NM: Yeah, yeah. Stop there. I wanna see it. Oh! Just thought of another. Mulholland Drive.

AF: Yes!

NM: Oh. My God. Dude. That movie I watched, top to bottom. I was on tour with uh…hmm. Who was I on tour with? Maybe the American Idol tour so a few years ago. I was sitting in the back lounge. It freaked me out. At the end I was like, “This is so abstract and so obsure. I don’t get it.” So I just immediately put it on from the top. And then it made perfect sense!

AF: Oh yeah. You can’t watch that movie just once.

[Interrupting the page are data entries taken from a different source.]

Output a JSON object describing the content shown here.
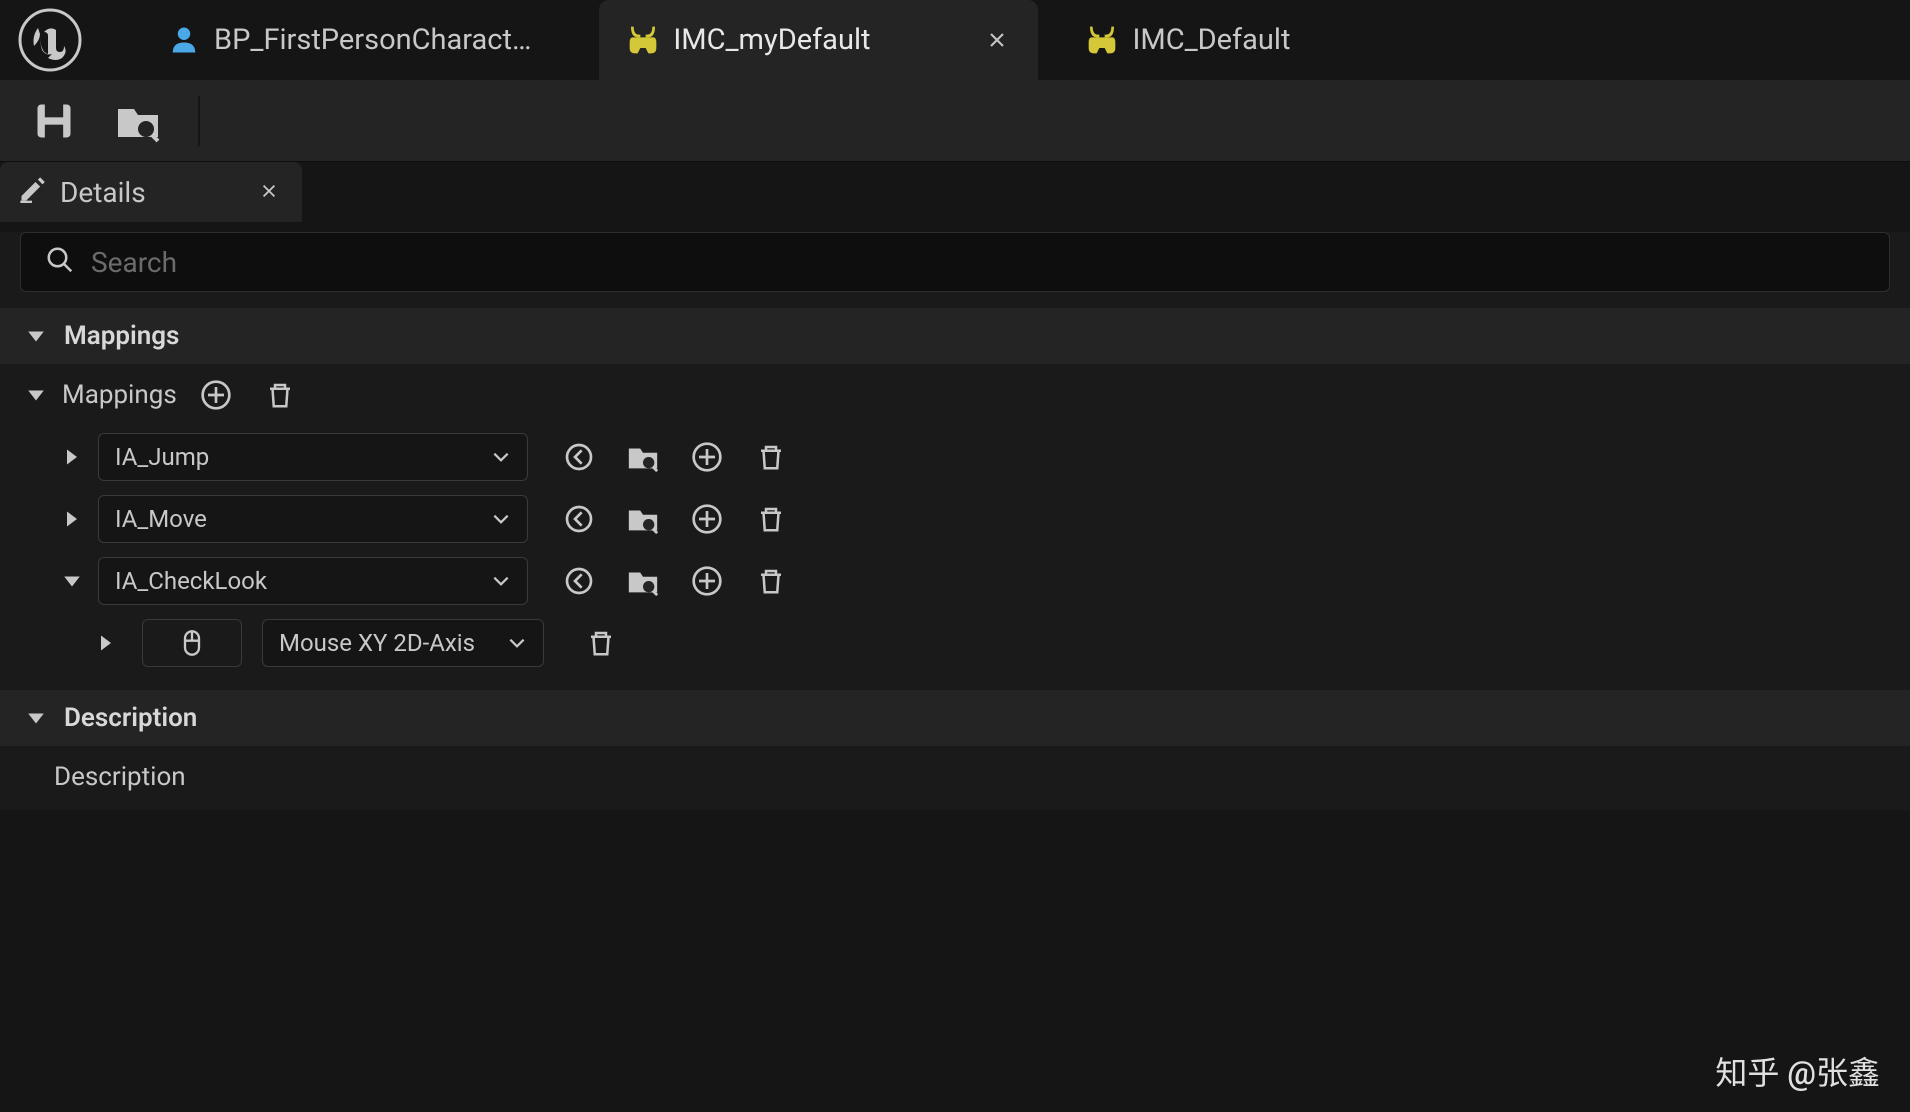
{
  "tabs": [
    {
      "label": "BP_FirstPersonCharact…",
      "active": false,
      "icon": "person"
    },
    {
      "label": "IMC_myDefault",
      "active": true,
      "icon": "controller",
      "closable": true
    },
    {
      "label": "IMC_Default",
      "active": false,
      "icon": "controller"
    }
  ],
  "panel": {
    "title": "Details"
  },
  "search": {
    "placeholder": "Search"
  },
  "sections": {
    "mappings_header": "Mappings",
    "mappings_label": "Mappings",
    "actions": [
      {
        "name": "IA_Jump",
        "expanded": false
      },
      {
        "name": "IA_Move",
        "expanded": false
      },
      {
        "name": "IA_CheckLook",
        "expanded": true,
        "bindings": [
          {
            "key": "Mouse XY 2D-Axis",
            "icon": "mouse"
          }
        ]
      }
    ],
    "description_header": "Description",
    "description_label": "Description"
  },
  "watermark": "知乎 @张鑫"
}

NM: No no. I realized, it’s really not that abstract. It’s very concrete. Another one. V for Vendetta .

AF: Yes! I LOVE V for Vendetta!

NM: That’s another one where it’s like out there and sci-fi. But really, no. It’s so concrete.

AF: Yeah. Well the first time through you’re just trying to figure it out and put the pieces together. But then when you watch it again, you can focus on the plot and details.

NM: Yeah! You can tell you’ve touched on one of my hot issues. I’m a movie guy. The other one is cars. Or even chess too. If we get into cars or chess, we’re going to be here all day. [ Laughs ]

AF: I’m a car lover.

NM: Are ya?

AF: Yeah. My dream car would be a 69 Chevelle Supersport. Kind of a cliché thing to say.

NM: No, no dude!

AF: Let’s do some more favorites. How about some of your favorite bands.

NM: I’ll be brief because unfortunately I’m running out of time. But…there’s a band I’m really into right now called Karnivool. They’re from Australia . Anyone who’s a fan of rock and incredible musicianship, cool songs, get it! The record is called, Themata.

AF: I just got into a band not long ago called 3. Actually they’re going on tour with Opeth and Dream Theater this April. I saw them when I did the interview with Gavin Harrison. They’re awesome. Out of New York. You know how a lot of prog bands have that “prog sound”?

NM: Yeah.

AF: Yeah. Like they’re trying to be like Dream Theater or whatever. These guys have their own thing goin’.

NM: So does Karnivool. They have a prog element just because of the musicianship.

AF: Not like the, “Hey look how many notes I can play!” type band right?

NM: No. Not at all.

AF: I’m not going to name names.

[Both laugh]

AF: Not Dream Theater for the record. They’re one of my favorite bands. But…Other bands.

NM: Yeah. You don’t have to cover yourself. I’m not doing the interview, you are! You can take all your bad stuff out of it and take all the bad stuff I say and print in bold! [ Both laugh ]

AF: Cool man. Well hey, you need to get out of here. Its time for dinner.

NM: Yeah I gotta run, but listen, if you come up with more questions, just call me and we’ll get together.